Task item: Restate every line below word for word, but drop each picture.

--- START ---

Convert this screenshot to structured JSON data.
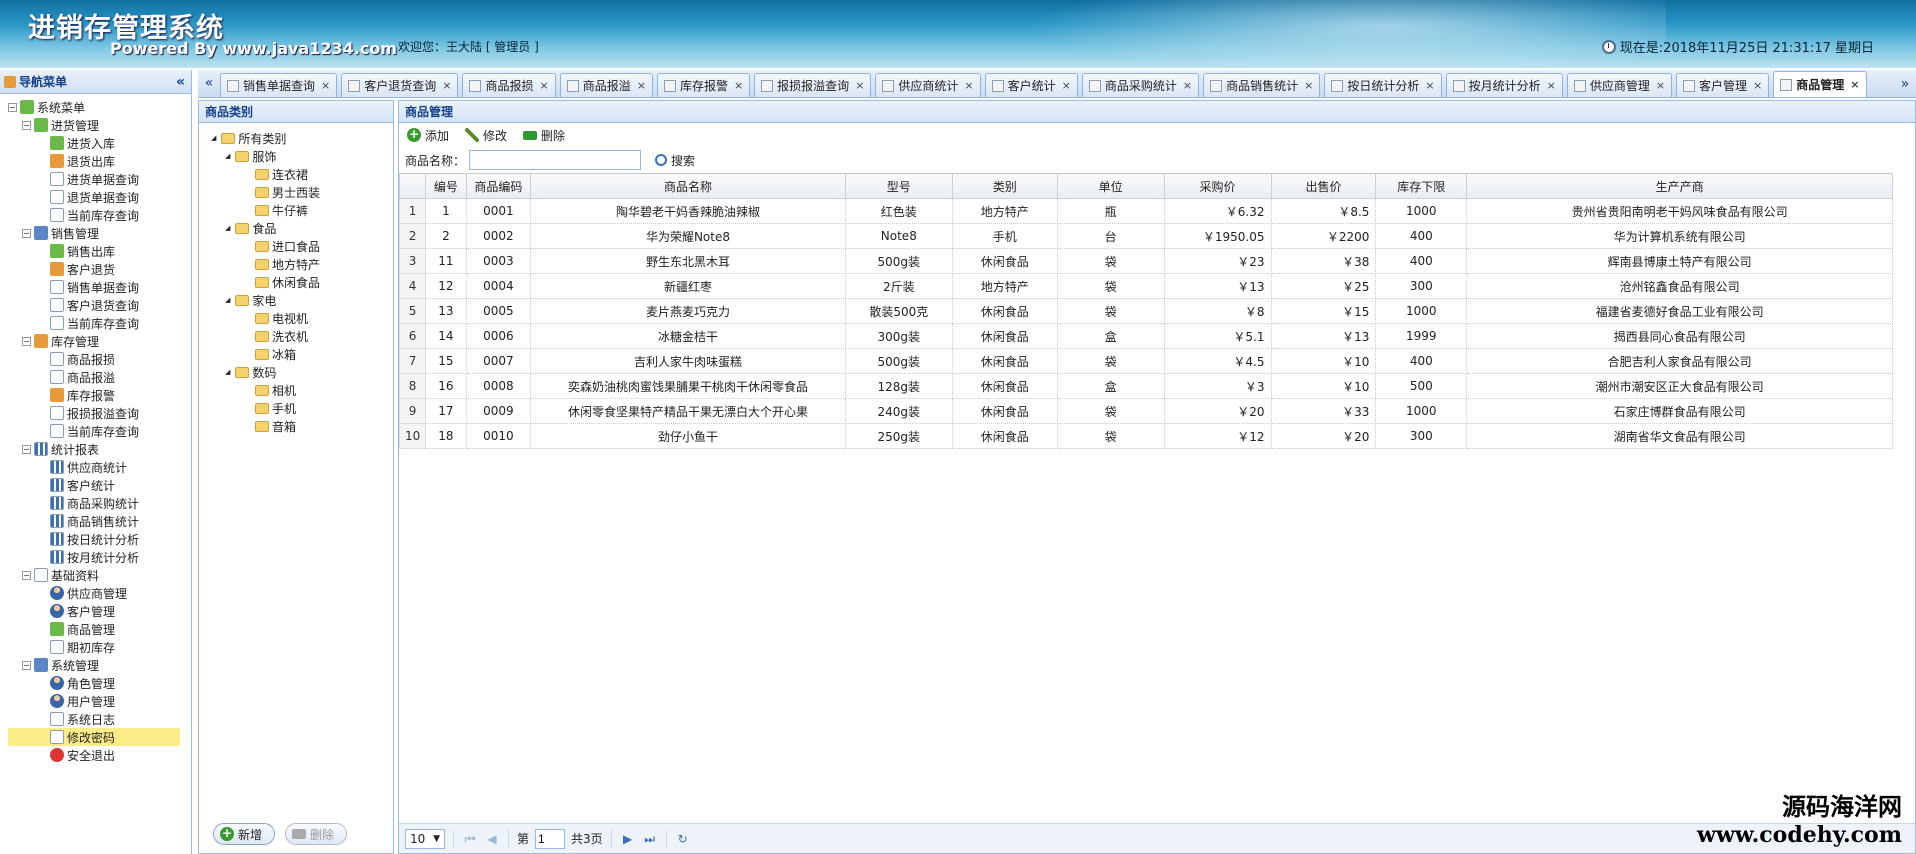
{
  "header": {
    "title": "进销存管理系统",
    "subtitle": "Powered By www.java1234.com",
    "welcome": "欢迎您：王大陆 [ 管理员 ]",
    "clock": "现在是:2018年11月25日 21:31:17 星期日"
  },
  "nav": {
    "title": "导航菜单",
    "root": "系统菜单",
    "groups": [
      {
        "label": "进货管理",
        "items": [
          "进货入库",
          "退货出库",
          "进货单据查询",
          "退货单据查询",
          "当前库存查询"
        ]
      },
      {
        "label": "销售管理",
        "items": [
          "销售出库",
          "客户退货",
          "销售单据查询",
          "客户退货查询",
          "当前库存查询"
        ]
      },
      {
        "label": "库存管理",
        "items": [
          "商品报损",
          "商品报溢",
          "库存报警",
          "报损报溢查询",
          "当前库存查询"
        ]
      },
      {
        "label": "统计报表",
        "items": [
          "供应商统计",
          "客户统计",
          "商品采购统计",
          "商品销售统计",
          "按日统计分析",
          "按月统计分析"
        ]
      },
      {
        "label": "基础资料",
        "items": [
          "供应商管理",
          "客户管理",
          "商品管理",
          "期初库存"
        ]
      },
      {
        "label": "系统管理",
        "items": [
          "角色管理",
          "用户管理",
          "系统日志",
          "修改密码",
          "安全退出"
        ]
      }
    ]
  },
  "tabs": [
    "销售单据查询",
    "客户退货查询",
    "商品报损",
    "商品报溢",
    "库存报警",
    "报损报溢查询",
    "供应商统计",
    "客户统计",
    "商品采购统计",
    "商品销售统计",
    "按日统计分析",
    "按月统计分析",
    "供应商管理",
    "客户管理",
    "商品管理"
  ],
  "category": {
    "title": "商品类别",
    "root": "所有类别",
    "groups": [
      {
        "label": "服饰",
        "items": [
          "连衣裙",
          "男士西装",
          "牛仔裤"
        ]
      },
      {
        "label": "食品",
        "items": [
          "进口食品",
          "地方特产",
          "休闲食品"
        ]
      },
      {
        "label": "家电",
        "items": [
          "电视机",
          "洗衣机",
          "冰箱"
        ]
      },
      {
        "label": "数码",
        "items": [
          "相机",
          "手机",
          "音箱"
        ]
      }
    ],
    "add_label": "新增",
    "delete_label": "删除"
  },
  "main": {
    "title": "商品管理",
    "toolbar": {
      "add": "添加",
      "edit": "修改",
      "delete": "删除"
    },
    "search": {
      "label": "商品名称：",
      "value": "",
      "button": "搜索"
    },
    "columns": [
      "",
      "编号",
      "商品编码",
      "商品名称",
      "型号",
      "类别",
      "单位",
      "采购价",
      "出售价",
      "库存下限",
      "生产产商"
    ],
    "rows": [
      [
        "1",
        "1",
        "0001",
        "陶华碧老干妈香辣脆油辣椒",
        "红色装",
        "地方特产",
        "瓶",
        "￥6.32",
        "￥8.5",
        "1000",
        "贵州省贵阳南明老干妈风味食品有限公司"
      ],
      [
        "2",
        "2",
        "0002",
        "华为荣耀Note8",
        "Note8",
        "手机",
        "台",
        "￥1950.05",
        "￥2200",
        "400",
        "华为计算机系统有限公司"
      ],
      [
        "3",
        "11",
        "0003",
        "野生东北黑木耳",
        "500g装",
        "休闲食品",
        "袋",
        "￥23",
        "￥38",
        "400",
        "辉南县博康土特产有限公司"
      ],
      [
        "4",
        "12",
        "0004",
        "新疆红枣",
        "2斤装",
        "地方特产",
        "袋",
        "￥13",
        "￥25",
        "300",
        "沧州铭鑫食品有限公司"
      ],
      [
        "5",
        "13",
        "0005",
        "麦片燕麦巧克力",
        "散装500克",
        "休闲食品",
        "袋",
        "￥8",
        "￥15",
        "1000",
        "福建省麦德好食品工业有限公司"
      ],
      [
        "6",
        "14",
        "0006",
        "冰糖金桔干",
        "300g装",
        "休闲食品",
        "盒",
        "￥5.1",
        "￥13",
        "1999",
        "揭西县同心食品有限公司"
      ],
      [
        "7",
        "15",
        "0007",
        "吉利人家牛肉味蛋糕",
        "500g装",
        "休闲食品",
        "袋",
        "￥4.5",
        "￥10",
        "400",
        "合肥吉利人家食品有限公司"
      ],
      [
        "8",
        "16",
        "0008",
        "奕森奶油桃肉蜜饯果脯果干桃肉干休闲零食品",
        "128g装",
        "休闲食品",
        "盒",
        "￥3",
        "￥10",
        "500",
        "潮州市潮安区正大食品有限公司"
      ],
      [
        "9",
        "17",
        "0009",
        "休闲零食坚果特产精品干果无漂白大个开心果",
        "240g装",
        "休闲食品",
        "袋",
        "￥20",
        "￥33",
        "1000",
        "石家庄博群食品有限公司"
      ],
      [
        "10",
        "18",
        "0010",
        "劲仔小鱼干",
        "250g装",
        "休闲食品",
        "袋",
        "￥12",
        "￥20",
        "300",
        "湖南省华文食品有限公司"
      ]
    ]
  },
  "pager": {
    "page_size": "10",
    "page_prefix": "第",
    "page_value": "1",
    "page_suffix": "共3页"
  },
  "watermark": {
    "line1": "源码海洋网",
    "line2": "www.codehy.com"
  }
}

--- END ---

Answer section:
Convert this screenshot to structured JSON data.
{
  "header": {
    "title": "进销存管理系统",
    "subtitle": "Powered By www.java1234.com",
    "welcome": "欢迎您：王大陆 [ 管理员 ]",
    "clock": "现在是:2018年11月25日 21:31:17 星期日"
  },
  "nav": {
    "title": "导航菜单",
    "root": "系统菜单",
    "groups": [
      {
        "label": "进货管理",
        "items": [
          "进货入库",
          "退货出库",
          "进货单据查询",
          "退货单据查询",
          "当前库存查询"
        ]
      },
      {
        "label": "销售管理",
        "items": [
          "销售出库",
          "客户退货",
          "销售单据查询",
          "客户退货查询",
          "当前库存查询"
        ]
      },
      {
        "label": "库存管理",
        "items": [
          "商品报损",
          "商品报溢",
          "库存报警",
          "报损报溢查询",
          "当前库存查询"
        ]
      },
      {
        "label": "统计报表",
        "items": [
          "供应商统计",
          "客户统计",
          "商品采购统计",
          "商品销售统计",
          "按日统计分析",
          "按月统计分析"
        ]
      },
      {
        "label": "基础资料",
        "items": [
          "供应商管理",
          "客户管理",
          "商品管理",
          "期初库存"
        ]
      },
      {
        "label": "系统管理",
        "items": [
          "角色管理",
          "用户管理",
          "系统日志",
          "修改密码",
          "安全退出"
        ]
      }
    ]
  },
  "tabs": [
    "销售单据查询",
    "客户退货查询",
    "商品报损",
    "商品报溢",
    "库存报警",
    "报损报溢查询",
    "供应商统计",
    "客户统计",
    "商品采购统计",
    "商品销售统计",
    "按日统计分析",
    "按月统计分析",
    "供应商管理",
    "客户管理",
    "商品管理"
  ],
  "category": {
    "title": "商品类别",
    "root": "所有类别",
    "groups": [
      {
        "label": "服饰",
        "items": [
          "连衣裙",
          "男士西装",
          "牛仔裤"
        ]
      },
      {
        "label": "食品",
        "items": [
          "进口食品",
          "地方特产",
          "休闲食品"
        ]
      },
      {
        "label": "家电",
        "items": [
          "电视机",
          "洗衣机",
          "冰箱"
        ]
      },
      {
        "label": "数码",
        "items": [
          "相机",
          "手机",
          "音箱"
        ]
      }
    ],
    "add_label": "新增",
    "delete_label": "删除"
  },
  "main": {
    "title": "商品管理",
    "toolbar": {
      "add": "添加",
      "edit": "修改",
      "delete": "删除"
    },
    "search": {
      "label": "商品名称：",
      "value": "",
      "button": "搜索"
    },
    "columns": [
      "",
      "编号",
      "商品编码",
      "商品名称",
      "型号",
      "类别",
      "单位",
      "采购价",
      "出售价",
      "库存下限",
      "生产产商"
    ],
    "rows": [
      [
        "1",
        "1",
        "0001",
        "陶华碧老干妈香辣脆油辣椒",
        "红色装",
        "地方特产",
        "瓶",
        "￥6.32",
        "￥8.5",
        "1000",
        "贵州省贵阳南明老干妈风味食品有限公司"
      ],
      [
        "2",
        "2",
        "0002",
        "华为荣耀Note8",
        "Note8",
        "手机",
        "台",
        "￥1950.05",
        "￥2200",
        "400",
        "华为计算机系统有限公司"
      ],
      [
        "3",
        "11",
        "0003",
        "野生东北黑木耳",
        "500g装",
        "休闲食品",
        "袋",
        "￥23",
        "￥38",
        "400",
        "辉南县博康土特产有限公司"
      ],
      [
        "4",
        "12",
        "0004",
        "新疆红枣",
        "2斤装",
        "地方特产",
        "袋",
        "￥13",
        "￥25",
        "300",
        "沧州铭鑫食品有限公司"
      ],
      [
        "5",
        "13",
        "0005",
        "麦片燕麦巧克力",
        "散装500克",
        "休闲食品",
        "袋",
        "￥8",
        "￥15",
        "1000",
        "福建省麦德好食品工业有限公司"
      ],
      [
        "6",
        "14",
        "0006",
        "冰糖金桔干",
        "300g装",
        "休闲食品",
        "盒",
        "￥5.1",
        "￥13",
        "1999",
        "揭西县同心食品有限公司"
      ],
      [
        "7",
        "15",
        "0007",
        "吉利人家牛肉味蛋糕",
        "500g装",
        "休闲食品",
        "袋",
        "￥4.5",
        "￥10",
        "400",
        "合肥吉利人家食品有限公司"
      ],
      [
        "8",
        "16",
        "0008",
        "奕森奶油桃肉蜜饯果脯果干桃肉干休闲零食品",
        "128g装",
        "休闲食品",
        "盒",
        "￥3",
        "￥10",
        "500",
        "潮州市潮安区正大食品有限公司"
      ],
      [
        "9",
        "17",
        "0009",
        "休闲零食坚果特产精品干果无漂白大个开心果",
        "240g装",
        "休闲食品",
        "袋",
        "￥20",
        "￥33",
        "1000",
        "石家庄博群食品有限公司"
      ],
      [
        "10",
        "18",
        "0010",
        "劲仔小鱼干",
        "250g装",
        "休闲食品",
        "袋",
        "￥12",
        "￥20",
        "300",
        "湖南省华文食品有限公司"
      ]
    ]
  },
  "pager": {
    "page_size": "10",
    "page_prefix": "第",
    "page_value": "1",
    "page_suffix": "共3页"
  },
  "watermark": {
    "line1": "源码海洋网",
    "line2": "www.codehy.com"
  }
}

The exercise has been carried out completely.